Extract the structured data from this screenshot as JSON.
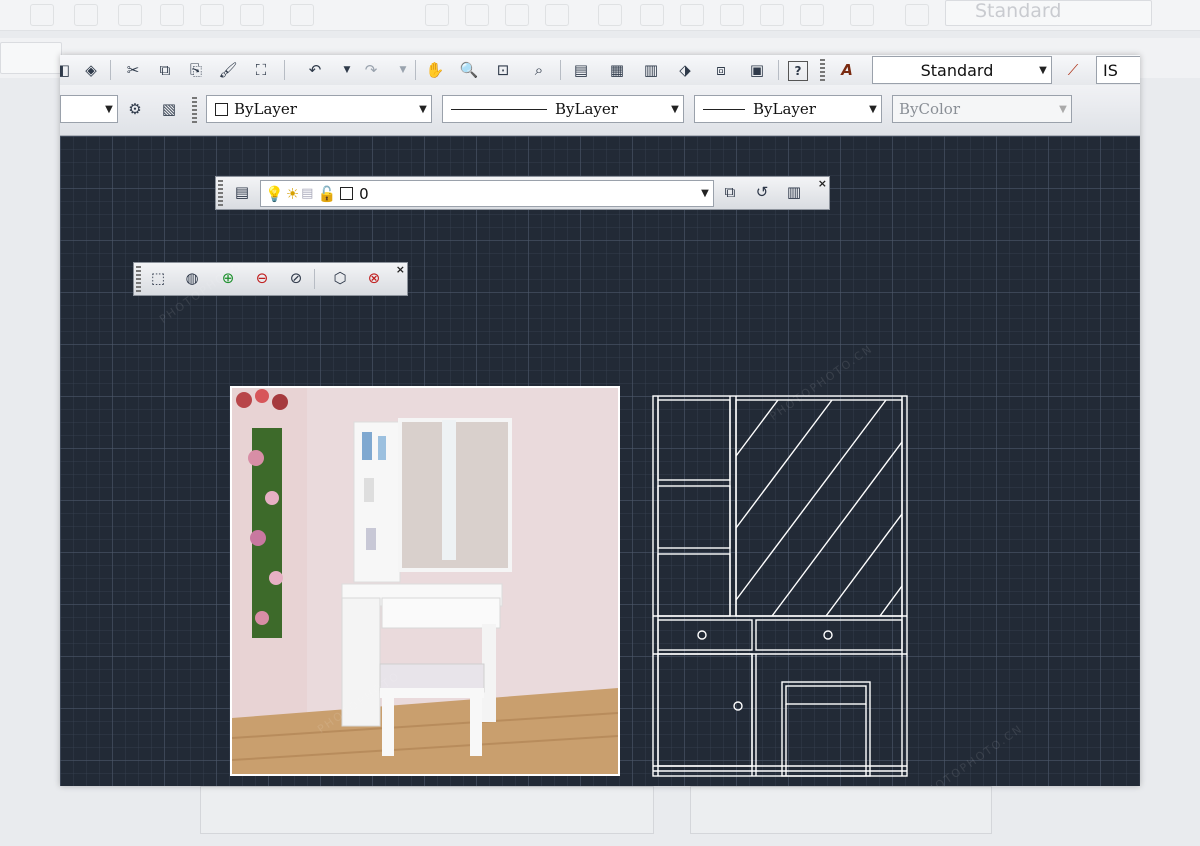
{
  "ghost": {
    "style_label": "Standard"
  },
  "toolbar": {
    "text_style": "Standard",
    "dim_style_partial": "IS"
  },
  "properties": {
    "color": "ByLayer",
    "linetype": "ByLayer",
    "lineweight": "ByLayer",
    "plotstyle": "ByColor"
  },
  "layers": {
    "current_layer": "0"
  },
  "watermark": {
    "domain": "PHOTOPHOTO.CN",
    "brand": "PHOTOPHOTO"
  },
  "colors": {
    "canvas": "#222a36",
    "cad_line": "#ffffff",
    "toolbar": "#e6e8ec"
  }
}
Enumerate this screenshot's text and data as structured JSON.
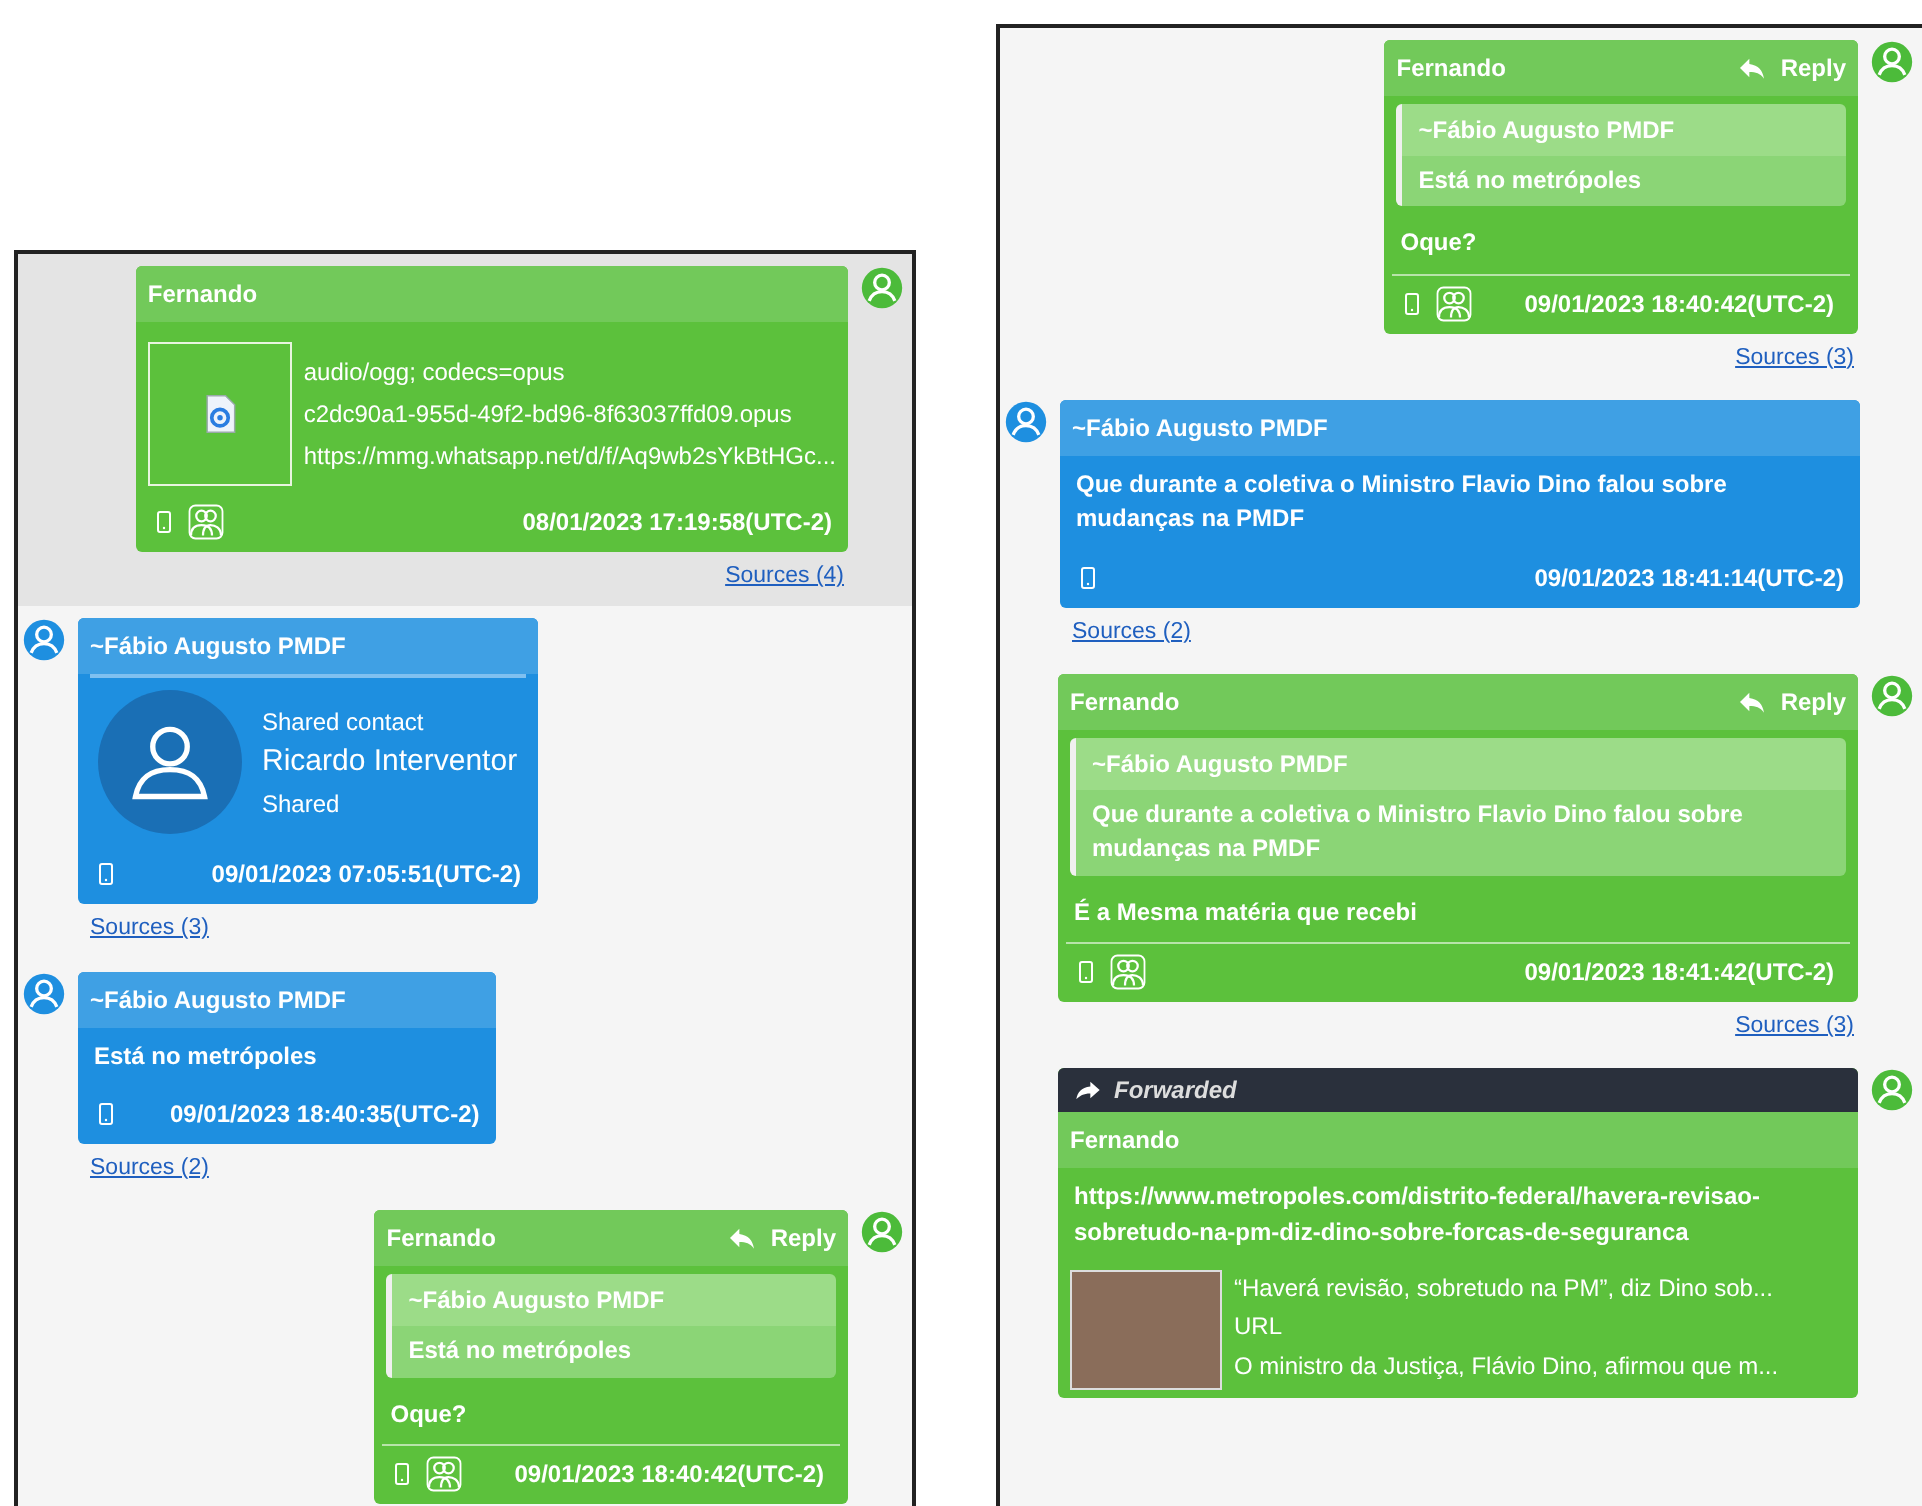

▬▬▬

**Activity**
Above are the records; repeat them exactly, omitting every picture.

**Response to the task**
Extract the structured data from this screenshot as JSON.
{
  "ghost": {
    "style_label": "Standard"
  },
  "toolbar": {
    "text_style": "Standard",
    "dim_style_partial": "IS"
  },
  "properties": {
    "color": "ByLayer",
    "linetype": "ByLayer",
    "lineweight": "ByLayer",
    "plotstyle": "ByColor"
  },
  "layers": {
    "current_layer": "0"
  },
  "watermark": {
    "domain": "PHOTOPHOTO.CN",
    "brand": "PHOTOPHOTO"
  },
  "colors": {
    "canvas": "#222a36",
    "cad_line": "#ffffff",
    "toolbar": "#e6e8ec"
  }
}
Enumerate this screenshot's text and data as structured JSON.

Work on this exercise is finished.